By Lecia Imbery Senior Policy Writer, Coalition on Human Needs
We know that poverty disproportionately affects women and single moms. In 2013, nearly 16 percent of women and nearly 40 percent of families with children headed by a woman lived in poverty, higher than their male counterparts. We know that women who are poor are more likely to suffer from health problems and are more likely to be survivors of domestic violence. We also know that children who grow up poor are more likely to suffer from health issues, developmental delays, behavioral problems, lower academic achievement, and unemployment in adulthood. If we fail to address poverty, particularly amongst women and children, we only perpetuate the cycle of poverty, inequality, and domestic violence.
From left: YWCA Queens HSE Students Umme Sheuli, Moises Churio, Adrian Lezcano, Director of Center for Education & Career Services Stacy Mckelvey, Communications & Outreach Associate Jane Lee, and HSE Student Erick Menendez at the Apollo Theatre in New York
March is designated as “Women’s History Month,” and I’m honored to live and work in a city that has such a rich history of strong, powerful, influential women.

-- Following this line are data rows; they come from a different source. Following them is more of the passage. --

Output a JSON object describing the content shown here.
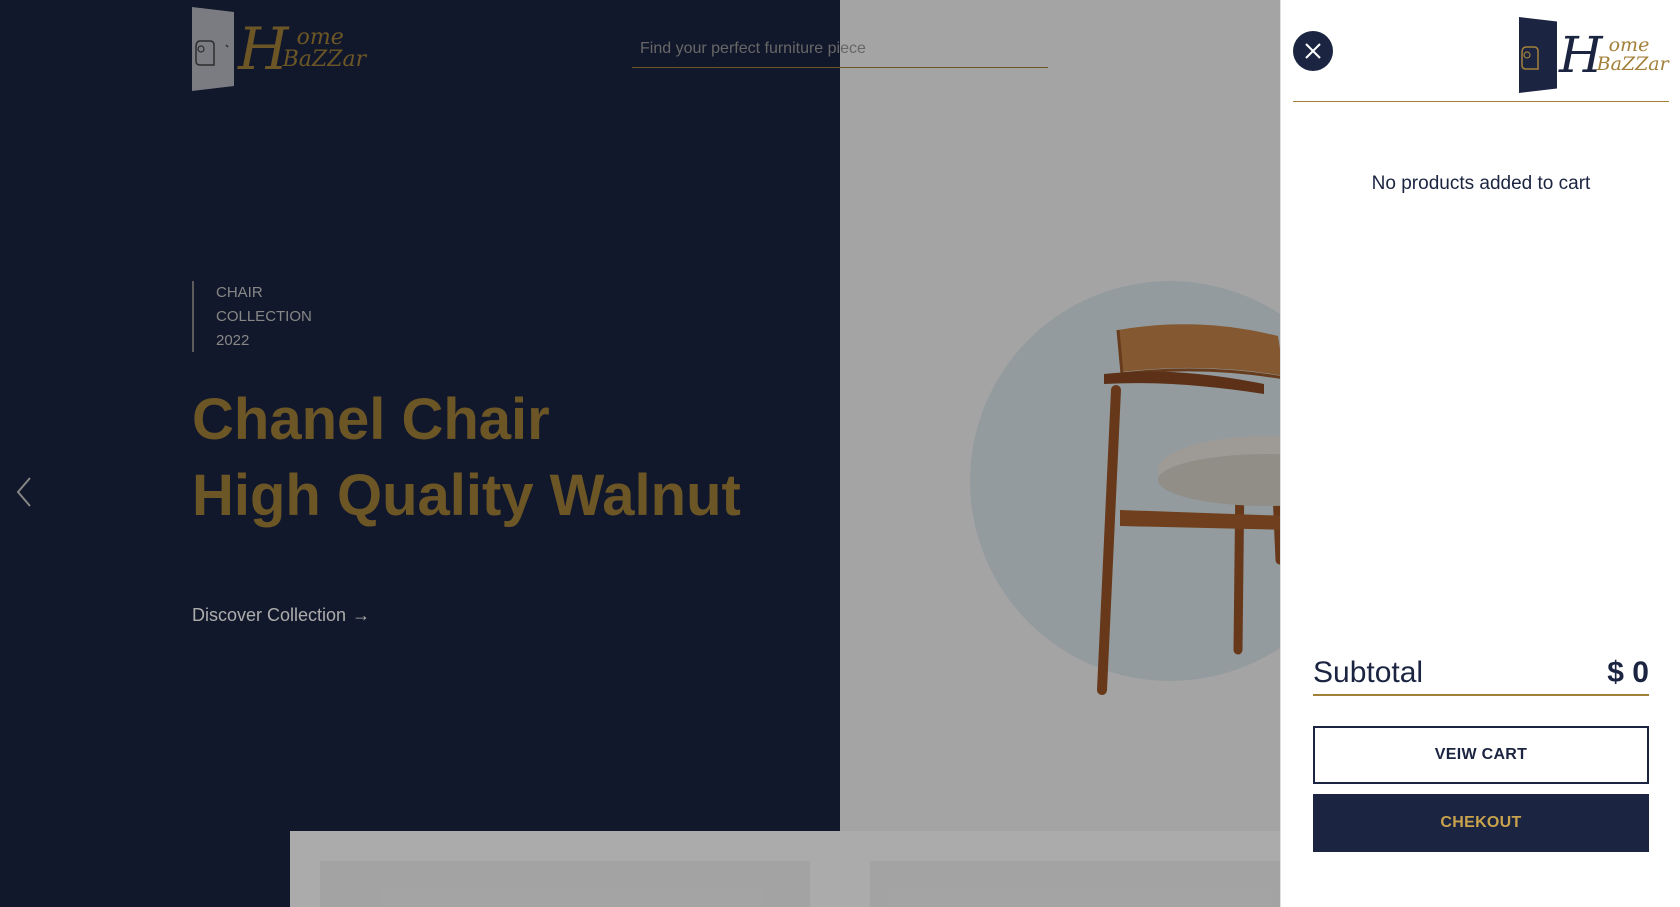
{
  "brand": {
    "line1": "ome",
    "line2": "BaZZar",
    "initial": "H"
  },
  "search": {
    "placeholder": "Find your perfect furniture piece"
  },
  "hero": {
    "collection": [
      "CHAIR",
      "COLLECTION",
      "2022"
    ],
    "headline_1": "Chanel Chair",
    "headline_2": "High Quality Walnut",
    "discover": "Discover Collection",
    "discover_arrow": "→"
  },
  "cart": {
    "empty_message": "No products added to cart",
    "subtotal_label": "Subtotal",
    "subtotal_value": "$ 0",
    "view_cart": "VEIW CART",
    "checkout": "CHEKOUT"
  },
  "icons": {
    "close": "close-icon",
    "prev": "chevron-left-icon",
    "logo": "armchair-door-icon"
  },
  "colors": {
    "navy": "#1b2440",
    "gold": "#a2803a",
    "gold_light": "#c9a24d"
  }
}
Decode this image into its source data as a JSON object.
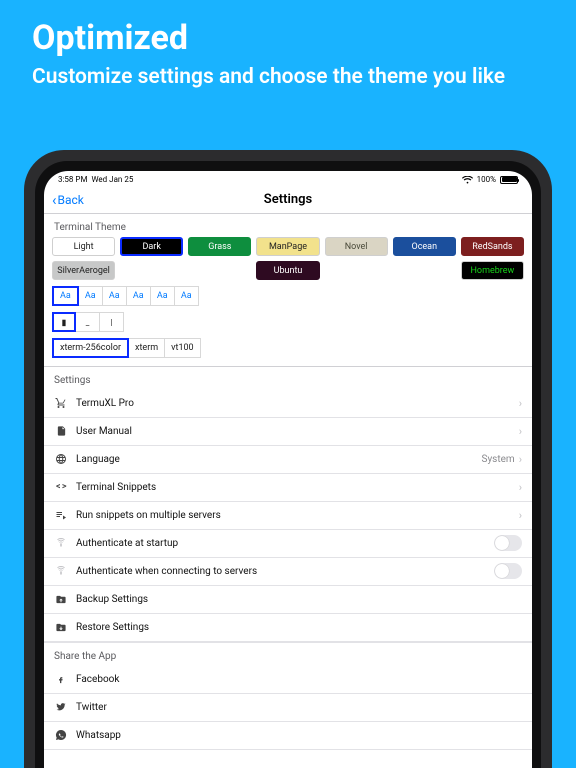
{
  "promo": {
    "title": "Optimized",
    "subtitle": "Customize settings and choose the theme you like"
  },
  "status": {
    "time": "3:58 PM",
    "date": "Wed Jan 25",
    "battery": "100%"
  },
  "nav": {
    "back": "Back",
    "title": "Settings"
  },
  "theme": {
    "header": "Terminal Theme",
    "items": [
      "Light",
      "Dark",
      "Grass",
      "ManPage",
      "Novel",
      "Ocean",
      "RedSands",
      "SilverAerogel",
      "",
      "",
      "Ubuntu",
      "",
      "",
      "Homebrew"
    ]
  },
  "font": {
    "samples": [
      "Aa",
      "Aa",
      "Aa",
      "Aa",
      "Aa",
      "Aa"
    ]
  },
  "cursor": {
    "items": [
      "▮",
      "_",
      "|"
    ]
  },
  "termtype": {
    "items": [
      "xterm-256color",
      "xterm",
      "vt100"
    ]
  },
  "settings": {
    "header": "Settings",
    "pro": "TermuXL Pro",
    "manual": "User Manual",
    "language": "Language",
    "language_value": "System",
    "snippets": "Terminal Snippets",
    "run_multi": "Run snippets on multiple servers",
    "auth_startup": "Authenticate at startup",
    "auth_connect": "Authenticate when connecting to servers",
    "backup": "Backup Settings",
    "restore": "Restore Settings"
  },
  "share": {
    "header": "Share the App",
    "facebook": "Facebook",
    "twitter": "Twitter",
    "whatsapp": "Whatsapp"
  }
}
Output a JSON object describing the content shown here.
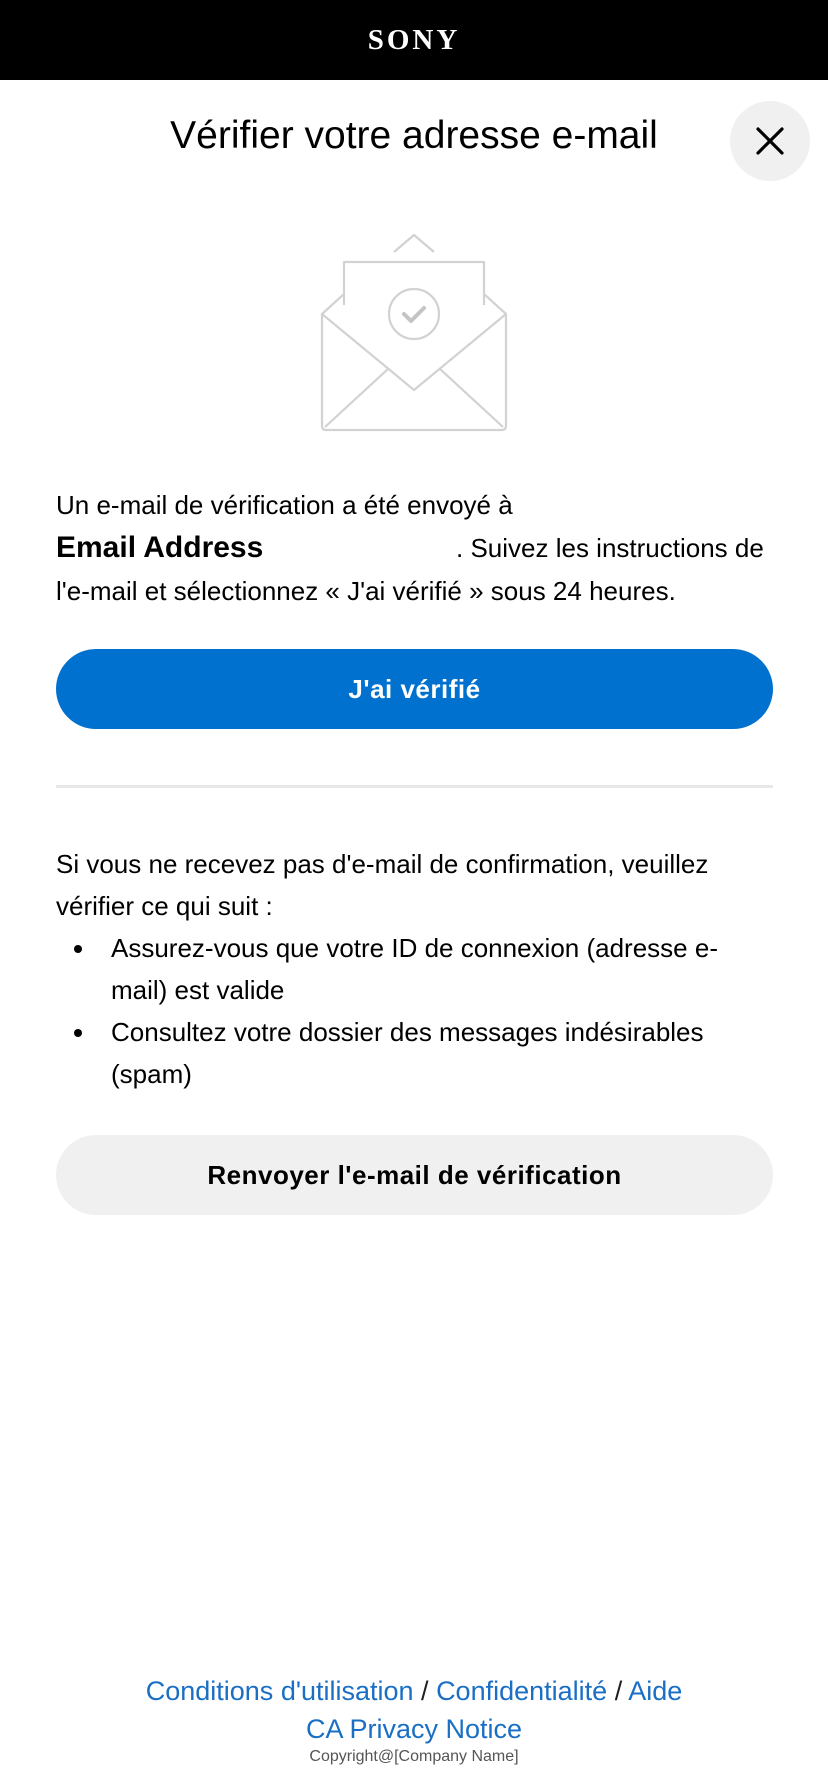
{
  "header": {
    "brand": "SONY",
    "background": "#000000"
  },
  "page": {
    "title": "Vérifier votre adresse e-mail",
    "close_icon": "close-icon",
    "illustration_icon": "envelope-check-icon"
  },
  "message": {
    "line1": "Un e-mail de vérification a été envoyé à",
    "email_address": "Email Address",
    "line2": ". Suivez les instructions de l'e-mail et sélectionnez « J'ai vérifié » sous 24 heures."
  },
  "primary_button": {
    "label": "J'ai vérifié",
    "color": "#0071ce"
  },
  "help": {
    "intro": "Si vous ne recevez pas d'e-mail de confirmation, veuillez vérifier ce qui suit :",
    "items": [
      "Assurez-vous que votre ID de connexion (adresse e-mail) est valide",
      "Consultez votre dossier des messages indésirables (spam)"
    ]
  },
  "secondary_button": {
    "label": "Renvoyer l'e-mail de vérification"
  },
  "footer": {
    "terms": "Conditions d'utilisation",
    "separator1": " / ",
    "privacy": "Confidentialité",
    "separator2": " / ",
    "help": "Aide",
    "ca_privacy": "CA Privacy Notice",
    "copyright": "Copyright@[Company Name]",
    "link_color": "#1a6fc4"
  }
}
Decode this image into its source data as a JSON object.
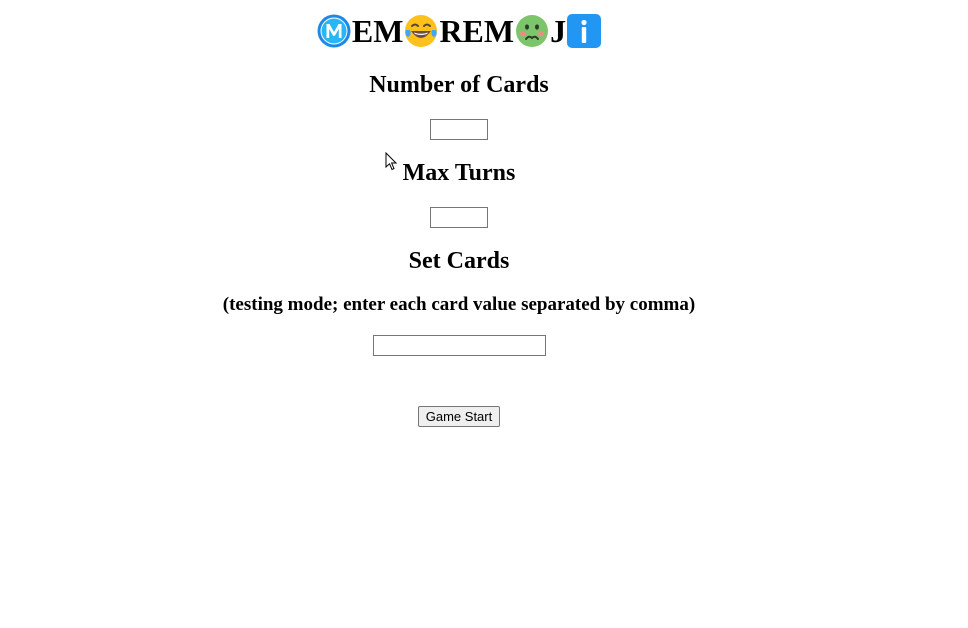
{
  "title": {
    "parts": [
      {
        "kind": "emoji",
        "icon": "circled-m-icon"
      },
      {
        "kind": "text",
        "text": "EM"
      },
      {
        "kind": "emoji",
        "icon": "tears-of-joy-face-icon"
      },
      {
        "kind": "text",
        "text": "REM"
      },
      {
        "kind": "emoji",
        "icon": "nauseated-face-icon"
      },
      {
        "kind": "text",
        "text": "J"
      },
      {
        "kind": "emoji",
        "icon": "information-icon"
      }
    ],
    "text_em": "EM",
    "text_rem": "REM",
    "text_j": "J"
  },
  "number_of_cards": {
    "heading": "Number of Cards",
    "value": "",
    "placeholder": ""
  },
  "max_turns": {
    "heading": "Max Turns",
    "value": "",
    "placeholder": ""
  },
  "set_cards": {
    "heading": "Set Cards",
    "subheading": "(testing mode; enter each card value separated by comma)",
    "value": "",
    "placeholder": ""
  },
  "start_button": {
    "label": "Game Start"
  },
  "colors": {
    "background": "#ffffff",
    "text": "#000000",
    "info_blue": "#1e88e5",
    "circled_m_blue": "#2196f3",
    "emoji_yellow": "#fcc21b",
    "nauseated_green": "#7cc56b"
  }
}
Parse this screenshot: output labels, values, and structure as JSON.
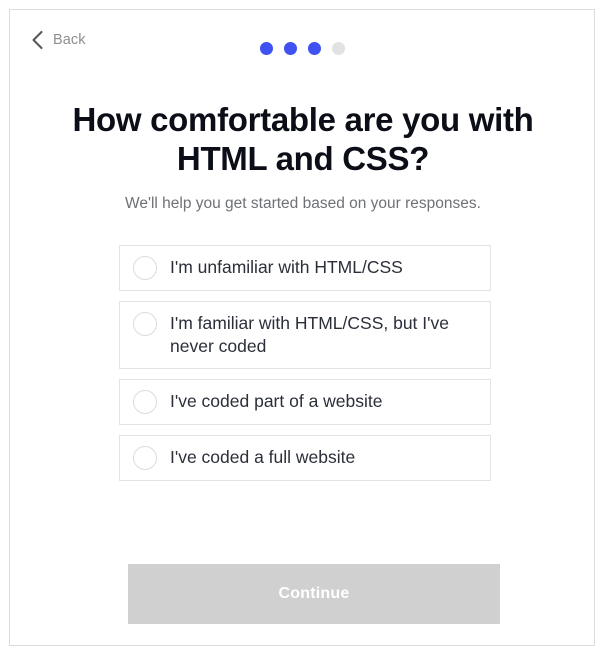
{
  "topbar": {
    "back_label": "Back",
    "back_icon": "chevron-left-icon",
    "progress": {
      "total_steps": 4,
      "completed_steps": 3,
      "active_color": "#3f51f0",
      "inactive_color": "#e2e2e4"
    }
  },
  "main": {
    "headline": "How comfortable are you with HTML and CSS?",
    "subhead": "We'll help you get started based on your responses.",
    "options": [
      {
        "label": "I'm unfamiliar with HTML/CSS",
        "selected": false
      },
      {
        "label": "I'm familiar with HTML/CSS, but I've never coded",
        "selected": false
      },
      {
        "label": "I've coded part of a website",
        "selected": false
      },
      {
        "label": "I've coded a full website",
        "selected": false
      }
    ]
  },
  "footer": {
    "continue_label": "Continue",
    "continue_enabled": false,
    "continue_bg": "#d0d0d0",
    "continue_text_color": "#ffffff"
  }
}
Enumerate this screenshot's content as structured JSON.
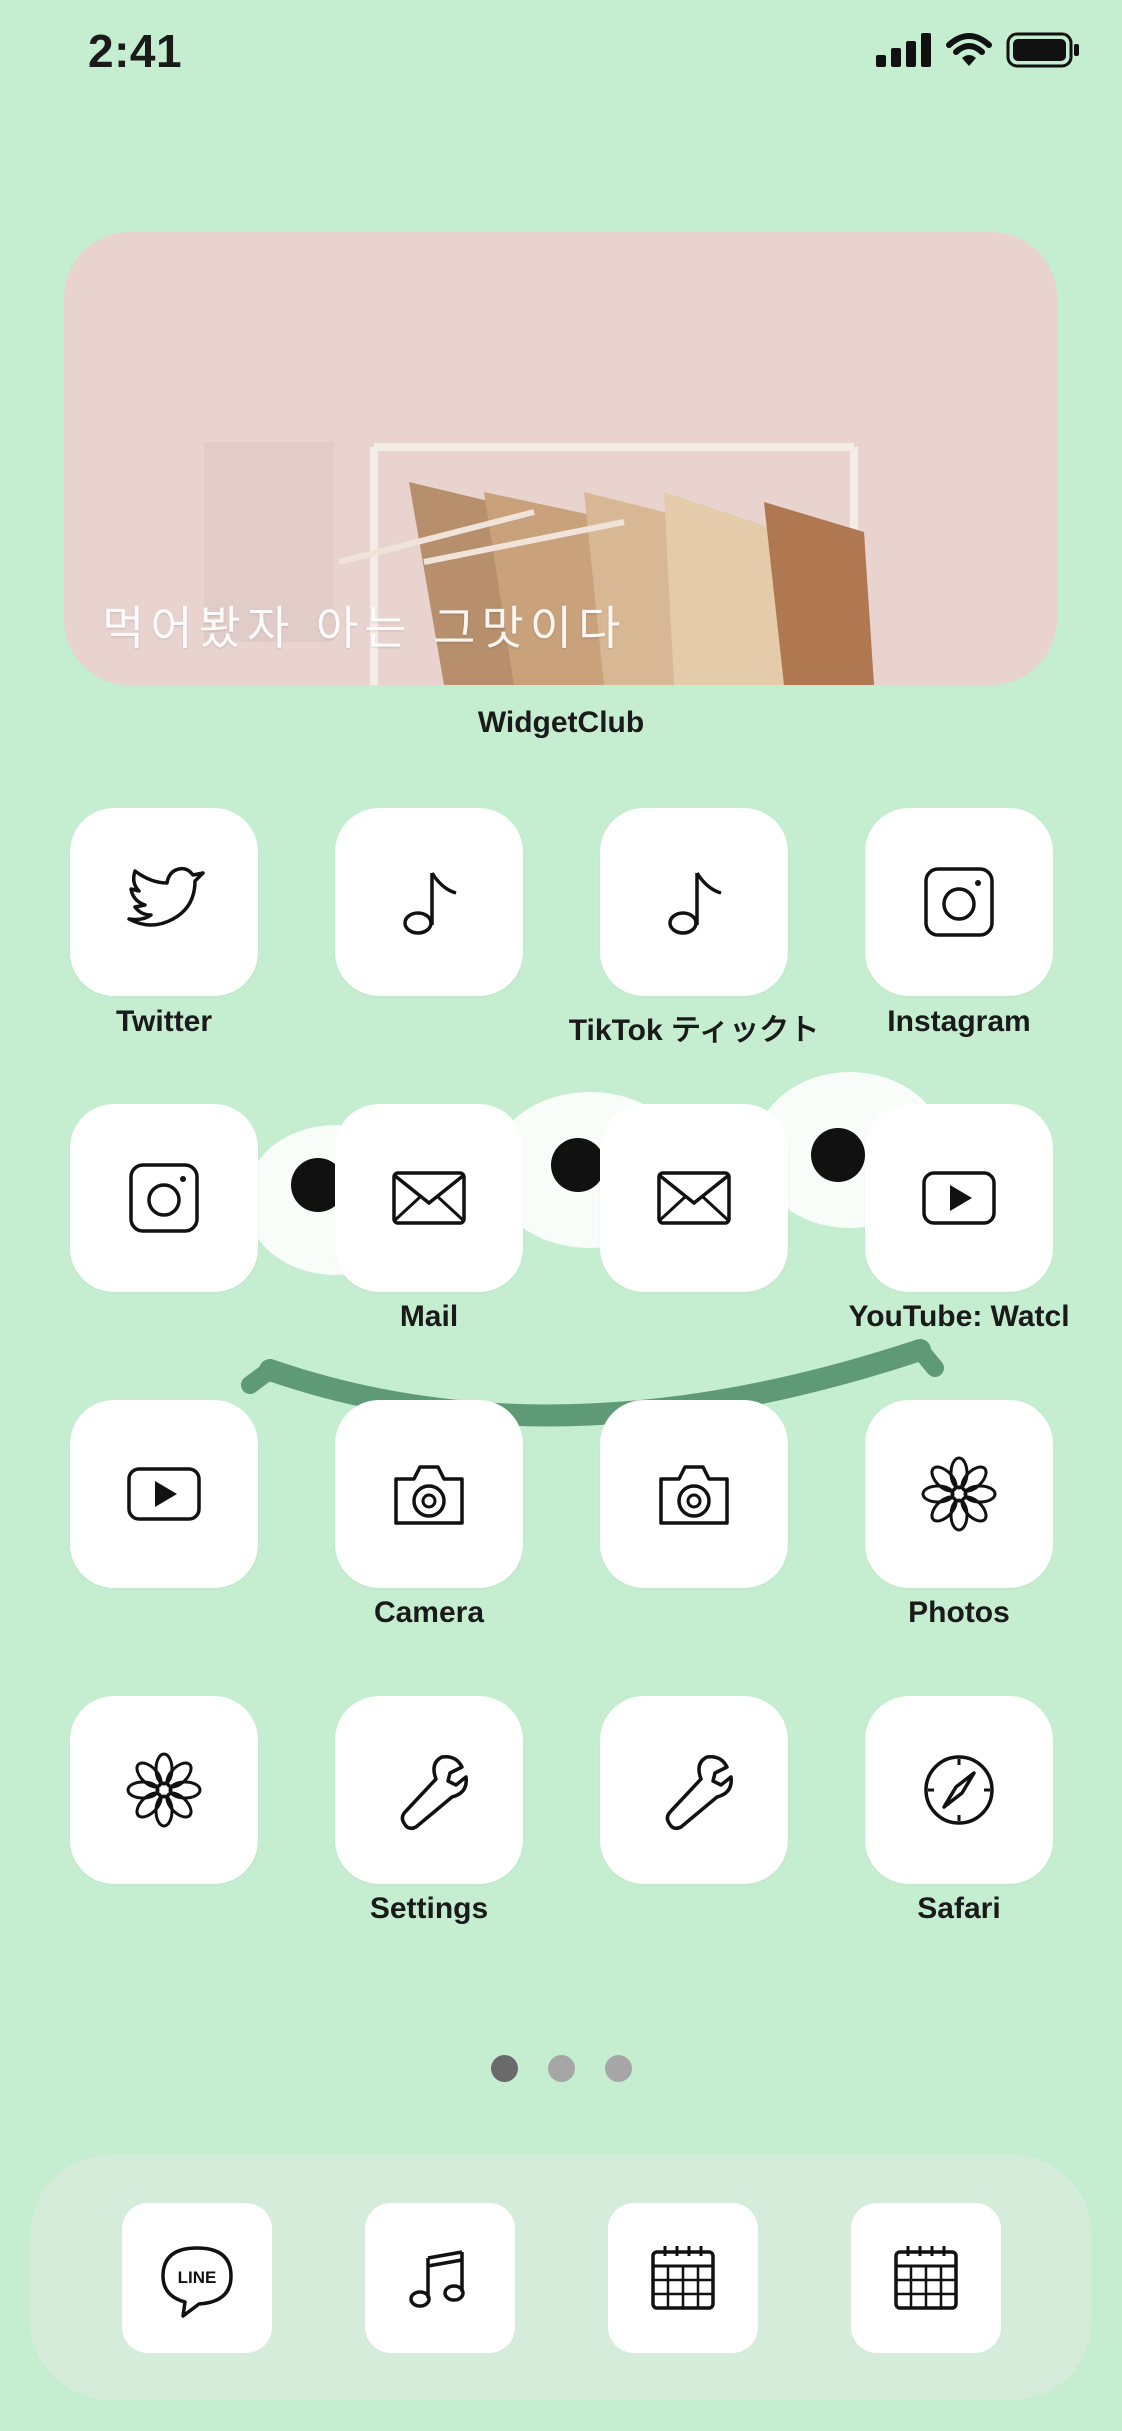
{
  "status_bar": {
    "time": "2:41",
    "icons": [
      "signal-icon",
      "wifi-icon",
      "battery-icon"
    ]
  },
  "widget": {
    "caption": "먹어봤자 아는 그맛이다",
    "label": "WidgetClub"
  },
  "apps": [
    {
      "label": "Twitter",
      "icon": "bird-icon"
    },
    {
      "label": "",
      "icon": "music-note-icon"
    },
    {
      "label": "TikTok ティックト",
      "icon": "music-note-icon"
    },
    {
      "label": "Instagram",
      "icon": "camera-square-icon"
    },
    {
      "label": "",
      "icon": "camera-square-icon"
    },
    {
      "label": "Mail",
      "icon": "envelope-icon"
    },
    {
      "label": "",
      "icon": "envelope-icon"
    },
    {
      "label": "YouTube: Watcl",
      "icon": "play-icon"
    },
    {
      "label": "",
      "icon": "play-icon"
    },
    {
      "label": "Camera",
      "icon": "camera-icon"
    },
    {
      "label": "",
      "icon": "camera-icon"
    },
    {
      "label": "Photos",
      "icon": "flower-icon"
    },
    {
      "label": "",
      "icon": "flower-icon"
    },
    {
      "label": "Settings",
      "icon": "wrench-icon"
    },
    {
      "label": "",
      "icon": "wrench-icon"
    },
    {
      "label": "Safari",
      "icon": "compass-icon"
    }
  ],
  "page_indicator": {
    "pages": 3,
    "current": 1
  },
  "dock": [
    {
      "icon": "line-chat-icon",
      "text": "LINE"
    },
    {
      "icon": "music-notes-icon"
    },
    {
      "icon": "calendar-icon"
    },
    {
      "icon": "calendar-icon"
    }
  ]
}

Rochester, New York is where Susan B. Anthony lived, worked and campaigned for women’s rights.
In 1872, Anthony and several other women voted (illegally at the time) in the Presidential election. She was found guilty and ordered to pay a $100 fine (which she never paid). 14 years after she died, women were granted the right to vote with the passage of the Nineteenth Amendment. The goal of equality and empowerment for all women continues today, and a recent poverty report issued about Rochester shows we have a long way to go.
By Danielle Marse-Kapr Senior Advocacy and Policy Associate
This week, I had the honor of attending the 58th United Nations Commission on the Status of Women (CSW). While the CSW occurs over the course of two weeks, NGOs from around the world lobby their representatives in support of the issues most impacting the women they represent. And, while the CSW debates these points, NGOs plan “side events” where they gather to discuss women’s issues from every perspective – safety, poverty, health, political rights, etc.
Danielle (third from right), with panelists from YWCAs in Australia, New Zealand, Malawi, and Palestine, discussing young women’s leadership.
It’s that time of year again. Non-governmental organizations (NGO’s) from around the world, Representatives of Member States and UN entities have arrived in New York City to attend the UN Commission on the Status of Women (CSW). The UN CSW was established in 1946 – 1 year after the UN was created. The YWCA has been involved in the UN CSW since its inception.
While the beginning of March means that spring is almost here, it also represents the midway point of the tax season, and a good time to highlight the importance to women and families of the Earned Income Credit (EIC) and the Child Tax Credit (CTC), federal tax benefits for people who work. In addition to helping taxpayers meet their basic needs such as groceries, utilities, and other bills, the credits can also put eligible workers on the path to securing better housing, dependable transportation, and quality child care, pursuing higher education, or covering out-of-pocket health care costs. The EIC and CTC lifted an estimated 10.1 million people out of poverty, including 2.8 million women and 5.3 million children, in 2012.
By Katie Stanton
Social Media & Online Engagement Manager, YWCA USA
This week, the news cycle has been incredibly female-focused. From politics to health, from birthdays to marriage. Read on for the latest stories about women this week, and if we missed anything important, let us know in the comments!
1. A look at trends in life expectancy and economic status showed that women in the U.S. are dying sooner than those in other countries, and the reason may be linked to their education and access to healthcare.
By Katie Stanton
Social Media and Online Engagement Manager, YWCA USA
It’s with great interest that I’ve followed the media storm surround the release of the Shriver Center’s newest report, A Woman’s Nation Pushes Back from the Brink. Over 3,000 adults were polled, including low-income women, to find out their views and opinions on “the economy, gender, marriage, education, and the future.”
Despite the progress of women economically and otherwise, there is still a long way to go. Check out just some of the data gleaned from the report:
As the looming Congressional fight over government spending approaches, the YWCA will continue to advocate for policies and bills like SNAP that will support women and their families. We hope you’ll join us!
1. More and more Americans are turning to food stamps each day, despite the economic recovery.